The Canadian income tax landscape changed when the Harper government's finance minister decided to try and prove how wonderful the Conservatives were by implementing a new set of tax credits. (You'll notice your income taxes went UP).
In any case, accountants at this time of year become a little frazzled and it didn't help that a whole new, and not so easy to understand, tax rules came into play.
Now accountants are generally pretty staid about these things. Yes, changes mean extra work and a lot of study, but they do it because it's a part of the job. They tend NOT to comment on the mechanics of a tax regulation as long as it makes sense and they can do their best for their clients.
I know this for a fact. I live with one.
Each year a publication is written to give the nitty-gritty on preparing income tax returns. It's a massive thing and, this year it is 1,509 pages of small print on bible-style paper. Amazingly enough, this consummate guide to income tax preparation is called Preparing Your Income Tax Returns® published by CCH Canadian Limited and edited by Michael G. Mallin, MA, JD. If you are suffering from insomnia you should try reading this book. It's dry, straightforward and just plain difficult. But it's got everything you need to know about income tax in Canada.
I know, you're thinking accountants would love it, being humourless, etc. And, they would never criticize the law around taxes themselves. Nor would they, in such a publication, point out something totally ludicrous.
Wrong. On page 765: (emphasis mine)

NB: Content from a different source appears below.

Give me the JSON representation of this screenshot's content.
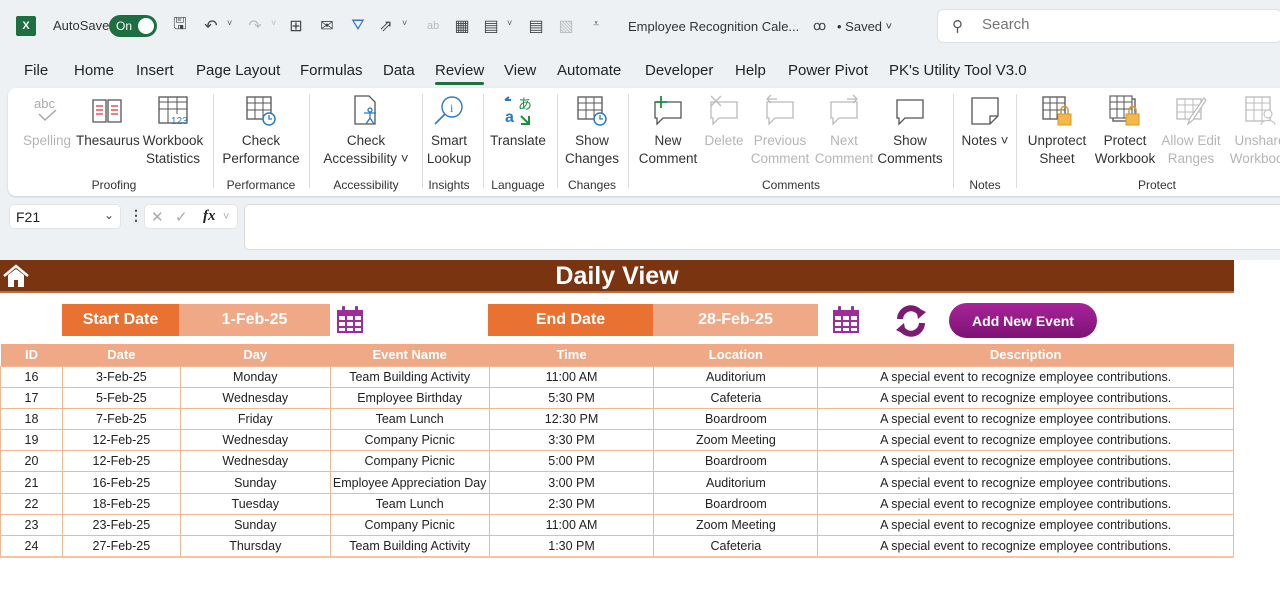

For 2006, and later years, a new "textbook" amount is added to the education amounts above. The textbook amount is $65 per month for each month in the year for which you were entitled to the $400 full-time student amount above, and $20 per month for each month in the year you were entitled to the $120 part-time student amount above. The quick-witted will observe that the same result would have been achieved if the $400 and $120 education amounts had been increased to $465 and $140, and a fair amount of ink saved in the process. It would appear political advisors felt that a new credit would sound better to the public than an increase in the old credit. Probably this is true, if depressing.That is a comment on Flaherty's methods from the most respected tax preparation publications in the country.
Did I once say "smoke and mirrors"? Now the accountants are saying it.
Stuff that in your pocket protector, Flaherty.
Credit: Technically speaking, this should have been Cheryl's post. She, of course, discovered the pertinent paragraph. I would have no reason to actually look at a tax publication. However, during tax season she has an aversion to keyboards for any purpose outside work. Booze helps.
Update by Cheryl: LOTS of booze!!!!